When I speak to leaders of schools and colleges and ask them what the biggest issue they are dealing with is, their answers are immediate and bleakly consistent: funding.
As one leader of a school in the north-east said to me recently: "I can’t keep doing this – yet another restructure, another set of redundancies, bigger classes, fewer courses."
Last Friday I met parents and carers of children with special needs, hearing heartbreaking accounts of the loss of specialist support, an ever-shrinking pool of dedicated teaching assistants, the sense that someone somewhere thinks it’s acceptable for our most vulnerable young people to take the brunt of real-term funding cuts.
This cannot continue. It’s why we need to see action.
In his Budget on Monday, the chancellor simply must address the shortfall of funding in our schools and colleges. The government’s often-repeated claim that it is spending record sums on schools has been shown to be woefully misleading. The total amount spent on schools has risen only because the number of pupils has increased by more than 600,000 over the past eight years. And recent analysis by the Institute for Fiscal Studies shows that total funding per pupil has fallen by 8 per cent in real terms over the past eight years, including cuts of over 20 per cent to school sixth-form funding.

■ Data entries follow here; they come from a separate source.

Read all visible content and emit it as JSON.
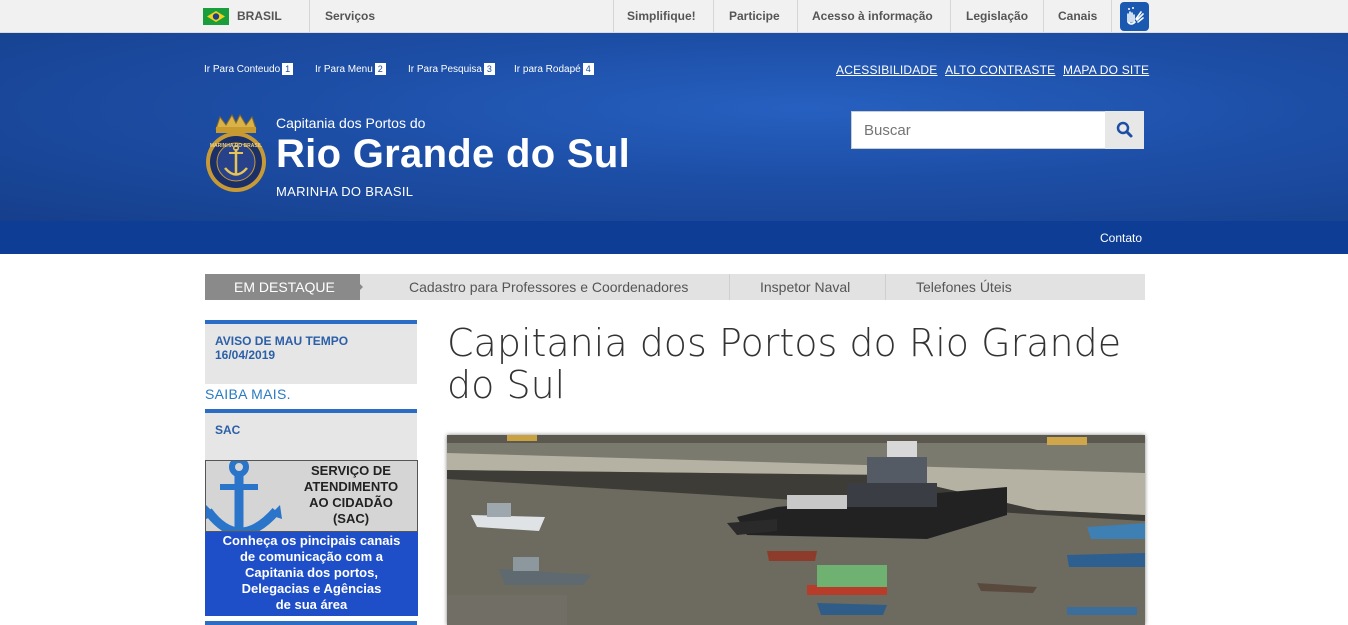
{
  "govbar": {
    "country": "BRASIL",
    "services": "Serviços",
    "links": [
      "Simplifique!",
      "Participe",
      "Acesso à informação",
      "Legislação",
      "Canais"
    ],
    "accessibility_icon": "hands-sign-language-icon",
    "flag_icon": "brazil-flag-icon"
  },
  "header": {
    "skip_links": [
      {
        "label": "Ir Para Conteudo",
        "num": "1"
      },
      {
        "label": "Ir Para Menu",
        "num": "2"
      },
      {
        "label": "Ir Para Pesquisa",
        "num": "3"
      },
      {
        "label": "Ir para Rodapé",
        "num": "4"
      }
    ],
    "top_links": [
      "ACESSIBILIDADE",
      "ALTO CONTRASTE",
      "MAPA DO SITE"
    ],
    "subtitle_top": "Capitania dos Portos do",
    "title": "Rio Grande do Sul",
    "subtitle_bottom": "MARINHA DO BRASIL",
    "search_placeholder": "Buscar",
    "seal_text": "MARINHA DO BRASIL"
  },
  "nav": {
    "contato": "Contato"
  },
  "destaque": {
    "label": "EM DESTAQUE",
    "items": [
      "Cadastro para Professores e Coordenadores",
      "Inspetor Naval",
      "Telefones Úteis"
    ]
  },
  "sidebar": {
    "aviso_title": "AVISO DE MAU TEMPO",
    "aviso_date": "16/04/2019",
    "saiba_mais": "SAIBA MAIS.",
    "sac_title": "SAC",
    "sac_image_lines": [
      "SERVIÇO DE",
      "ATENDIMENTO",
      "AO CIDADÃO",
      "(SAC)"
    ],
    "sac_text_lines": [
      "Conheça os pincipais canais",
      "de comunicação com a",
      "Capitania dos portos,",
      "Delegacias e Agências",
      "de sua área"
    ]
  },
  "main": {
    "page_title": "Capitania dos Portos do Rio Grande do Sul"
  },
  "colors": {
    "header_blue": "#1d4ea6",
    "nav_blue": "#0d3d94",
    "accent_blue": "#2b6cc4",
    "sac_blue": "#1f4fc8"
  }
}
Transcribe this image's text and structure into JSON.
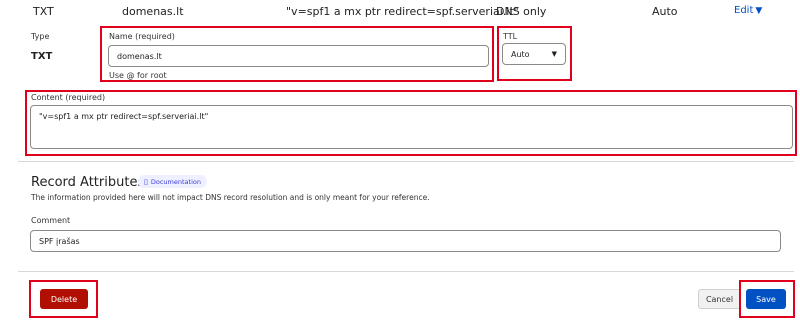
{
  "record_row": {
    "type": "TXT",
    "name": "domenas.lt",
    "content": "\"v=spf1 a mx ptr redirect=spf.serveriai.lt\"",
    "proxy_status": "DNS only",
    "ttl": "Auto",
    "edit_label": "Edit"
  },
  "form": {
    "type_label": "Type",
    "type_value": "TXT",
    "name_label": "Name (required)",
    "name_value": "domenas.lt",
    "name_hint": "Use @ for root",
    "ttl_label": "TTL",
    "ttl_value": "Auto",
    "content_label": "Content (required)",
    "content_value": "\"v=spf1 a mx ptr redirect=spf.serveriai.lt\""
  },
  "attributes": {
    "title": "Record Attributes",
    "doc_label": "Documentation",
    "description": "The information provided here will not impact DNS record resolution and is only meant for your reference.",
    "comment_label": "Comment",
    "comment_value": "SPF įrašas"
  },
  "actions": {
    "delete_label": "Delete",
    "cancel_label": "Cancel",
    "save_label": "Save"
  },
  "colors": {
    "accent": "#0051c3",
    "danger": "#b20f03",
    "highlight": "#e0001b"
  }
}
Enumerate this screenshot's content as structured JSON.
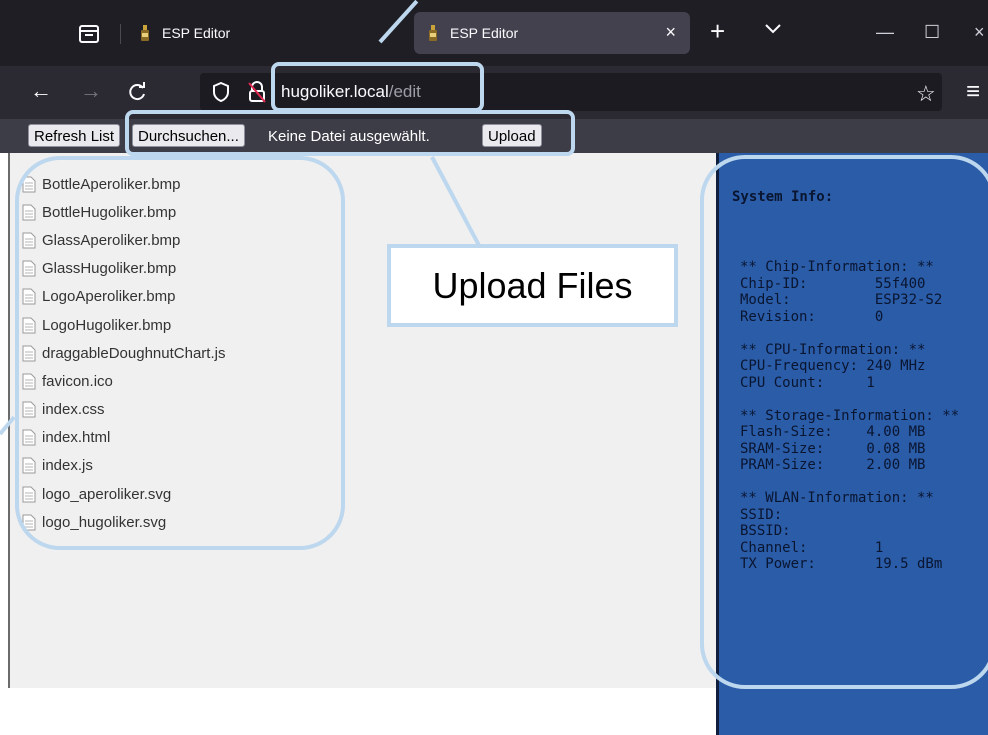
{
  "browser": {
    "tabs": [
      {
        "title": "ESP Editor",
        "active": false
      },
      {
        "title": "ESP Editor",
        "active": true
      }
    ],
    "close_symbol": "×",
    "new_tab_symbol": "+",
    "tabs_menu_symbol": "chevron-down",
    "window_controls": {
      "minimize": "—",
      "maximize": "☐",
      "close": "×"
    },
    "nav": {
      "back": "←",
      "forward": "→",
      "reload": "C"
    },
    "url": {
      "host": "hugoliker.local",
      "path": "/edit"
    },
    "star_symbol": "☆",
    "menu_symbol": "≡"
  },
  "toolbar": {
    "refresh_label": "Refresh List",
    "browse_label": "Durchsuchen...",
    "no_file_label": "Keine Datei ausgewählt.",
    "upload_label": "Upload"
  },
  "files": [
    "BottleAperoliker.bmp",
    "BottleHugoliker.bmp",
    "GlassAperoliker.bmp",
    "GlassHugoliker.bmp",
    "LogoAperoliker.bmp",
    "LogoHugoliker.bmp",
    "draggableDoughnutChart.js",
    "favicon.ico",
    "index.css",
    "index.html",
    "index.js",
    "logo_aperoliker.svg",
    "logo_hugoliker.svg"
  ],
  "system_info": {
    "title": "System Info:",
    "text": "** Chip-Information: **\nChip-ID:        55f400\nModel:          ESP32-S2\nRevision:       0\n\n** CPU-Information: **\nCPU-Frequency: 240 MHz\nCPU Count:     1\n\n** Storage-Information: **\nFlash-Size:    4.00 MB\nSRAM-Size:     0.08 MB\nPRAM-Size:     2.00 MB\n\n** WLAN-Information: **\nSSID:\nBSSID:\nChannel:        1\nTX Power:       19.5 dBm"
  },
  "annotation": {
    "upload_callout": "Upload Files",
    "color": "#bcd7ee"
  },
  "colors": {
    "tabbar": "#1f1e25",
    "navbar": "#2b2a33",
    "toolbar": "#3d3d47",
    "file_area": "#f0f0f0",
    "system_info_bg": "#2a5ca8"
  }
}
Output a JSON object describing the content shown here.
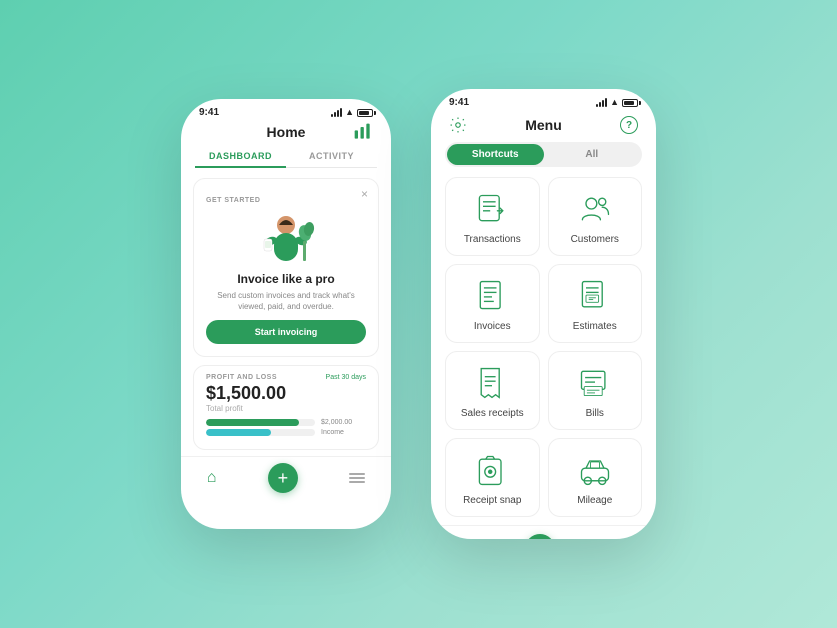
{
  "left_phone": {
    "status_time": "9:41",
    "header_title": "Home",
    "tab_dashboard": "DASHBOARD",
    "tab_activity": "ACTIVITY",
    "get_started_label": "GET STARTED",
    "card_title": "Invoice like a pro",
    "card_desc": "Send custom invoices and track what's viewed, paid, and overdue.",
    "start_btn": "Start invoicing",
    "pnl_label": "PROFIT AND LOSS",
    "pnl_period": "Past 30 days",
    "pnl_amount": "$1,500.00",
    "pnl_sublabel": "Total profit",
    "income_value": "$2,000.00",
    "income_label": "Income"
  },
  "right_phone": {
    "status_time": "9:41",
    "menu_title": "Menu",
    "shortcuts_label": "Shortcuts",
    "all_label": "All",
    "cells": [
      {
        "label": "Transactions",
        "icon": "transactions"
      },
      {
        "label": "Customers",
        "icon": "customers"
      },
      {
        "label": "Invoices",
        "icon": "invoices"
      },
      {
        "label": "Estimates",
        "icon": "estimates"
      },
      {
        "label": "Sales receipts",
        "icon": "sales-receipts"
      },
      {
        "label": "Bills",
        "icon": "bills"
      },
      {
        "label": "Receipt snap",
        "icon": "receipt-snap"
      },
      {
        "label": "Mileage",
        "icon": "mileage"
      }
    ]
  },
  "colors": {
    "green": "#2b9c5b",
    "teal": "#39c0c8",
    "bg_gradient_start": "#5ecfb0",
    "bg_gradient_end": "#b0e8d8"
  }
}
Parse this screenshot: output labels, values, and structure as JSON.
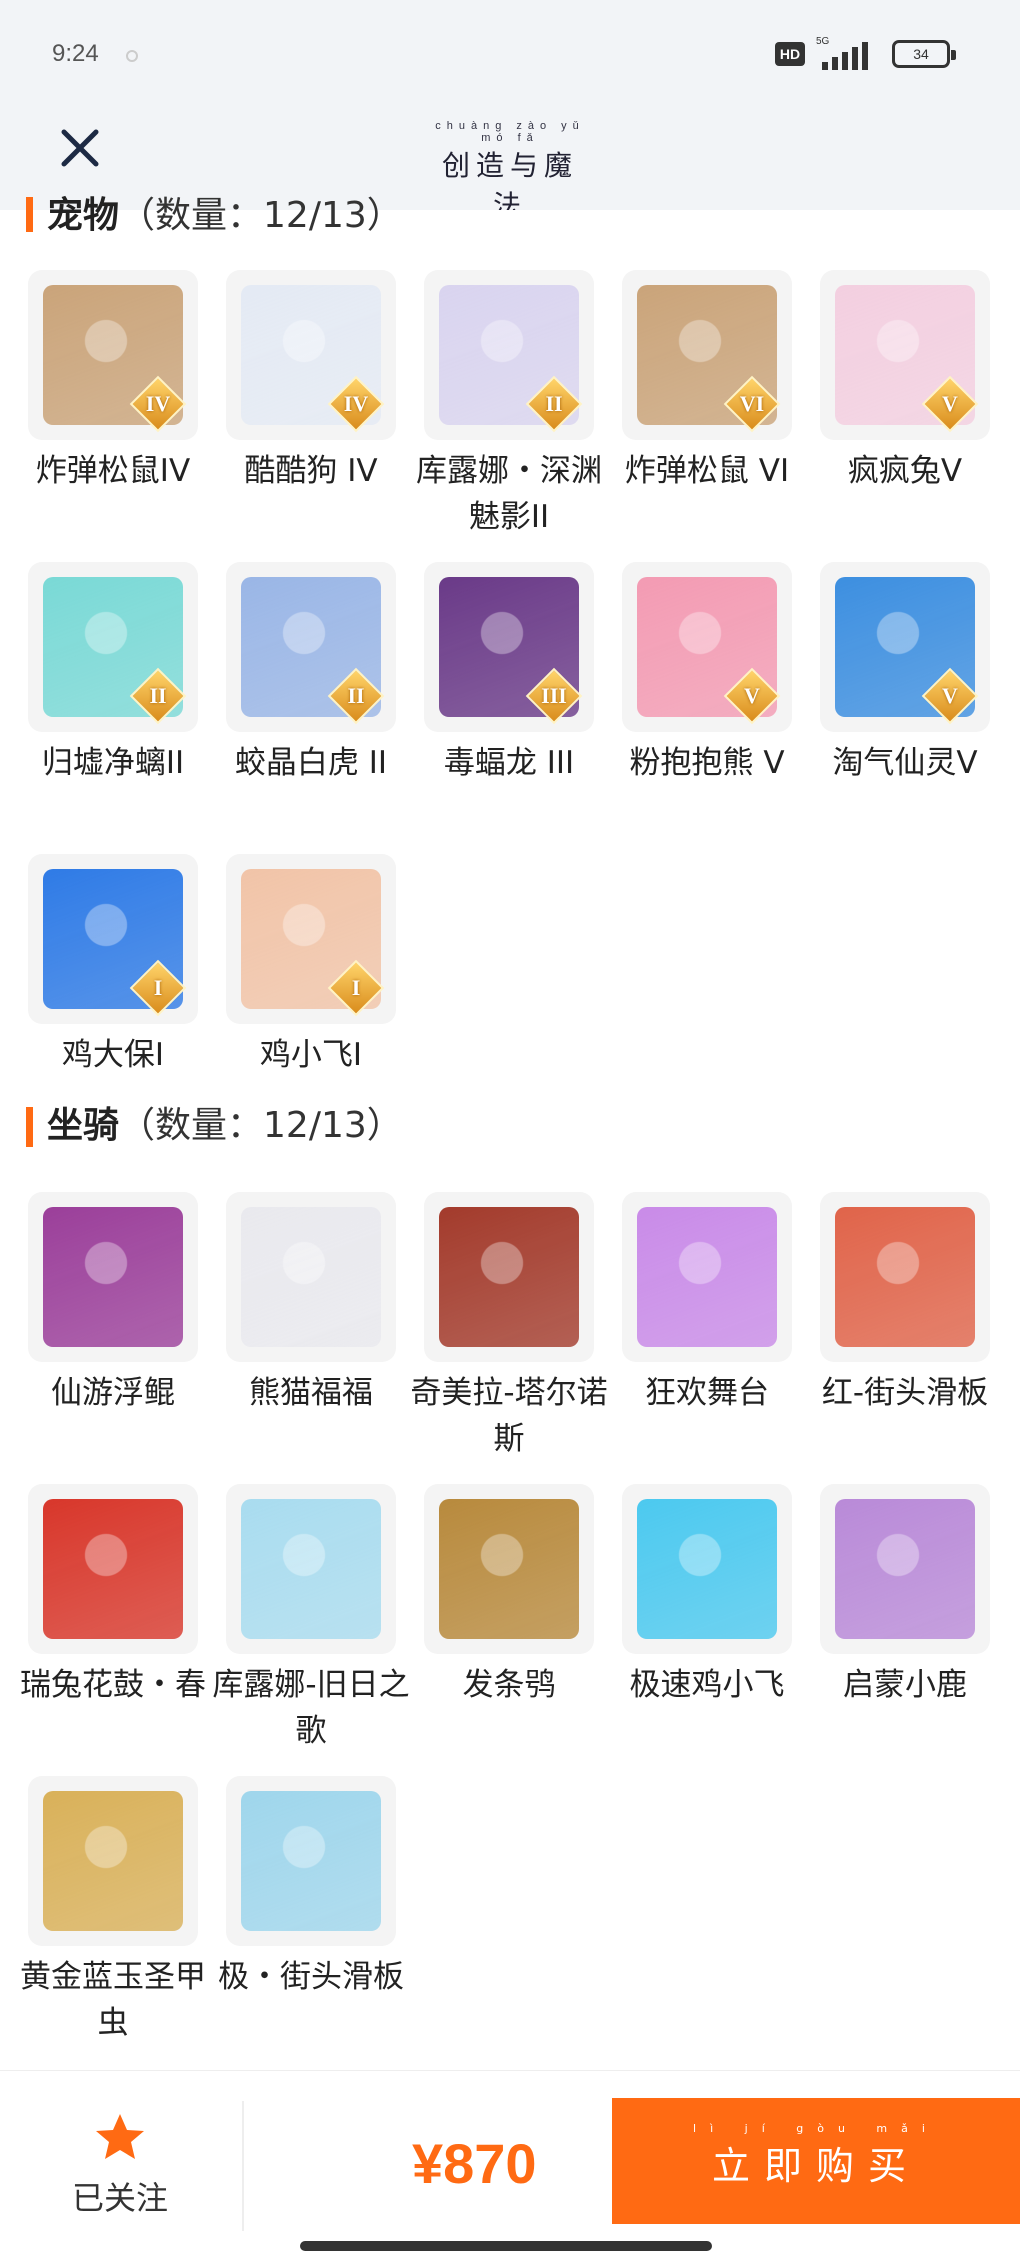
{
  "status_bar": {
    "time": "9:24",
    "hd": "HD",
    "network": "5G",
    "battery": "34"
  },
  "header": {
    "close_icon": "close-icon",
    "title": "创造与魔法",
    "title_ruby": "chuàng zào yǔ mó fǎ"
  },
  "pets_section": {
    "title": "宠物",
    "count_label": "（数量：12/13）"
  },
  "pets": [
    {
      "name": "炸弹松鼠IV",
      "rank": "IV",
      "color": "#caa47a"
    },
    {
      "name": "酷酷狗 IV",
      "rank": "IV",
      "color": "#e4eaf4"
    },
    {
      "name": "库露娜・深渊魅影II",
      "rank": "II",
      "color": "#d9d4ef"
    },
    {
      "name": "炸弹松鼠 VI",
      "rank": "VI",
      "color": "#caa47a"
    },
    {
      "name": "疯疯兔V",
      "rank": "V",
      "color": "#f3cfe0"
    },
    {
      "name": "归墟净螭II",
      "rank": "II",
      "color": "#7ad9d6"
    },
    {
      "name": "蛟晶白虎 II",
      "rank": "II",
      "color": "#9ab6e6"
    },
    {
      "name": "毒蝠龙 III",
      "rank": "III",
      "color": "#6a3a88"
    },
    {
      "name": "粉抱抱熊 V",
      "rank": "V",
      "color": "#f39bb3"
    },
    {
      "name": "淘气仙灵V",
      "rank": "V",
      "color": "#3d8fe0"
    },
    {
      "name": "鸡大保I",
      "rank": "I",
      "color": "#2f7be6"
    },
    {
      "name": "鸡小飞I",
      "rank": "I",
      "color": "#f1c4a8"
    }
  ],
  "mounts_section": {
    "title": "坐骑",
    "count_label": "（数量：12/13）"
  },
  "mounts": [
    {
      "name": "仙游浮鲲",
      "color": "#9b3f9a"
    },
    {
      "name": "熊猫福福",
      "color": "#e9e9ee"
    },
    {
      "name": "奇美拉-塔尔诺斯",
      "color": "#a33b2c"
    },
    {
      "name": "狂欢舞台",
      "color": "#c98be8"
    },
    {
      "name": "红-街头滑板",
      "color": "#e0644a"
    },
    {
      "name": "瑞兔花鼓・春",
      "color": "#d8372b"
    },
    {
      "name": "库露娜-旧日之歌",
      "color": "#a9dcef"
    },
    {
      "name": "发条鸮",
      "color": "#b88a3d"
    },
    {
      "name": "极速鸡小飞",
      "color": "#4cc9ef"
    },
    {
      "name": "启蒙小鹿",
      "color": "#b98ad8"
    },
    {
      "name": "黄金蓝玉圣甲虫",
      "color": "#d9b15a"
    },
    {
      "name": "极・街头滑板",
      "color": "#9fd6ec"
    }
  ],
  "bottom": {
    "fav_label": "已关注",
    "fav_icon": "star-icon",
    "price": "¥870",
    "buy_label": "立即购买",
    "buy_ruby": "lì jí gòu mǎi"
  },
  "colors": {
    "accent": "#ff6a13",
    "header_bg": "#f2f4f7"
  }
}
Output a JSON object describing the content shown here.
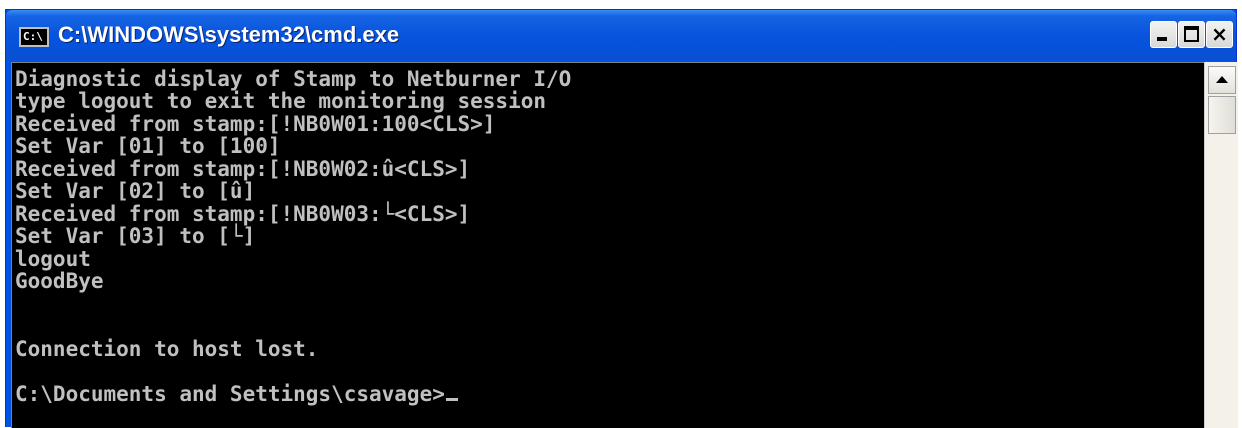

The government is due to conduct a comprehensive spending review next year, which needs to result in improved funding for education in the longer term.
But we can’t afford to wait for that. We also need immediate action in Monday’s Budget. This is particularly so in respect of our woefully funded sixth forms and colleges, where the basic rate of government funding is just £4,000 per student, compared to university tuition fees of up to £9,250.
That’s why ASCL continues to work alongside the NEU and the NAHT in calling for fair funding for education. And it’s why we are setting six tests that Philip Hammond’s Budget must meet:
1. Reverse education cuts now
This academic year is beginning with more cuts to educational provision and more cuts to staffing in schools. The government’s announcement must ensure that every school is guaranteed at least the same money per pupil in real terms next year as when it took office in 2015.
2. New money from the Treasury
Existing government plans mean real terms cuts in funding and cuts in education provision. The government must announce genuinely new money for schools, not money taken from other areas of education spending. At least £2.8 billion more is required every year just to maintain funding in real terms in the face of inflation, cost increases and rising pupil numbers.
3. High-needs, early years and post-16 education fairly funded
Politicians will try to focus simply on schools’ core funding. Funding must also be increased for “high needs” pupils, early years pupils and post-16 students, who have suffered even bigger cuts since 2010.
4. A five-year funding plan
Schools need to be able to plan for the future. With pupil numbers rising and costs increasing, they need to know how much money they will receive. Funding must be announced and guaranteed for at least the next five years.
5. Historic underfunding addressed
Schools in historically underfunded areas must receive extra money through a process of levelling up with better-funded areas. Fair funding won't be achieved by taking money away from some schools to give to other schools. There must be enough new money to make a difference for every pupil, wherever they live.
6. All pay rises fully implemented and fully funded
The government must implement the recommendations of the STRB (School Teachers’ Review Body) in full. The cost of all pay awards and pay agreements for school teachers, sixth form college teachers and support staff must be fully funded by the government, so that schools and colleges are not forced to make cuts in order to implement pay rises for staff.
Monday’s Budget will be all about money. But in education it’s never about money: it’s about values – about what matters most.
With the prime minister recently announcing the end of the age of austerity, now we need to see action from the chancellor. That means proper, sustained investment in the educational opportunities of all our children and young people, whatever their backgrounds and whatever their distinctive needs.
Geoff Barton is general secretary of the Association of School and College Leaders